# [About this exercise]
Once the images are set aside, write out the rest of the records exactly.

# [Data to use]
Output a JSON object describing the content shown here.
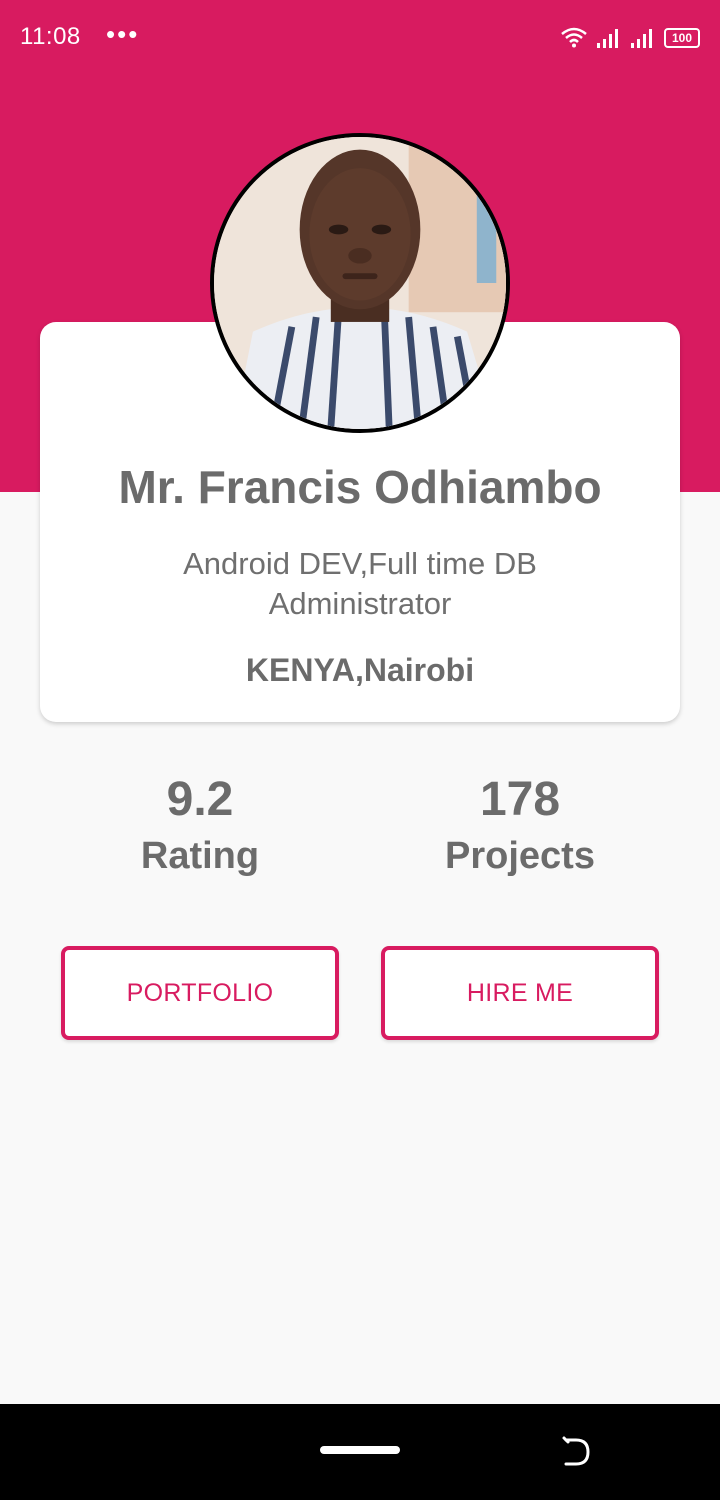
{
  "status_bar": {
    "time": "11:08",
    "notification_dots": "•••",
    "battery_level": "100",
    "icons": [
      "wifi-icon",
      "signal-icon",
      "signal-icon",
      "battery-icon"
    ]
  },
  "profile": {
    "name": "Mr. Francis Odhiambo",
    "title": "Android DEV,Full time DB Administrator",
    "location": "KENYA,Nairobi"
  },
  "stats": {
    "rating": {
      "value": "9.2",
      "label": "Rating"
    },
    "projects": {
      "value": "178",
      "label": "Projects"
    }
  },
  "actions": {
    "portfolio_label": "PORTFOLIO",
    "hire_label": "HIRE ME"
  },
  "colors": {
    "accent": "#d81b60",
    "background": "#f9f9f9",
    "text": "#6b6b6b"
  }
}
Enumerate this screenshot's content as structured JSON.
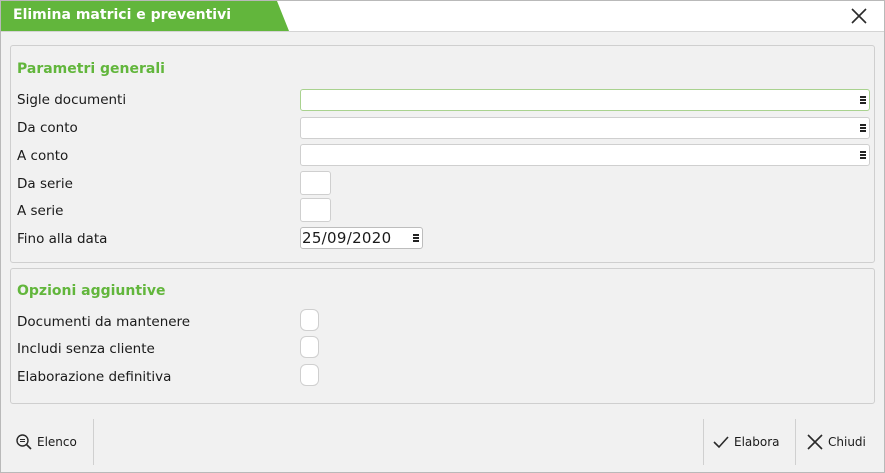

# [Problem solution]
Output a JSON object describing the content shown here.
{
  "status_bar": {
    "time": "11:08",
    "notification_dots": "•••",
    "battery_level": "100",
    "icons": [
      "wifi-icon",
      "signal-icon",
      "signal-icon",
      "battery-icon"
    ]
  },
  "profile": {
    "name": "Mr. Francis Odhiambo",
    "title": "Android DEV,Full time DB Administrator",
    "location": "KENYA,Nairobi"
  },
  "stats": {
    "rating": {
      "value": "9.2",
      "label": "Rating"
    },
    "projects": {
      "value": "178",
      "label": "Projects"
    }
  },
  "actions": {
    "portfolio_label": "PORTFOLIO",
    "hire_label": "HIRE ME"
  },
  "colors": {
    "accent": "#d81b60",
    "background": "#f9f9f9",
    "text": "#6b6b6b"
  }
}
Enumerate this screenshot's content as structured JSON.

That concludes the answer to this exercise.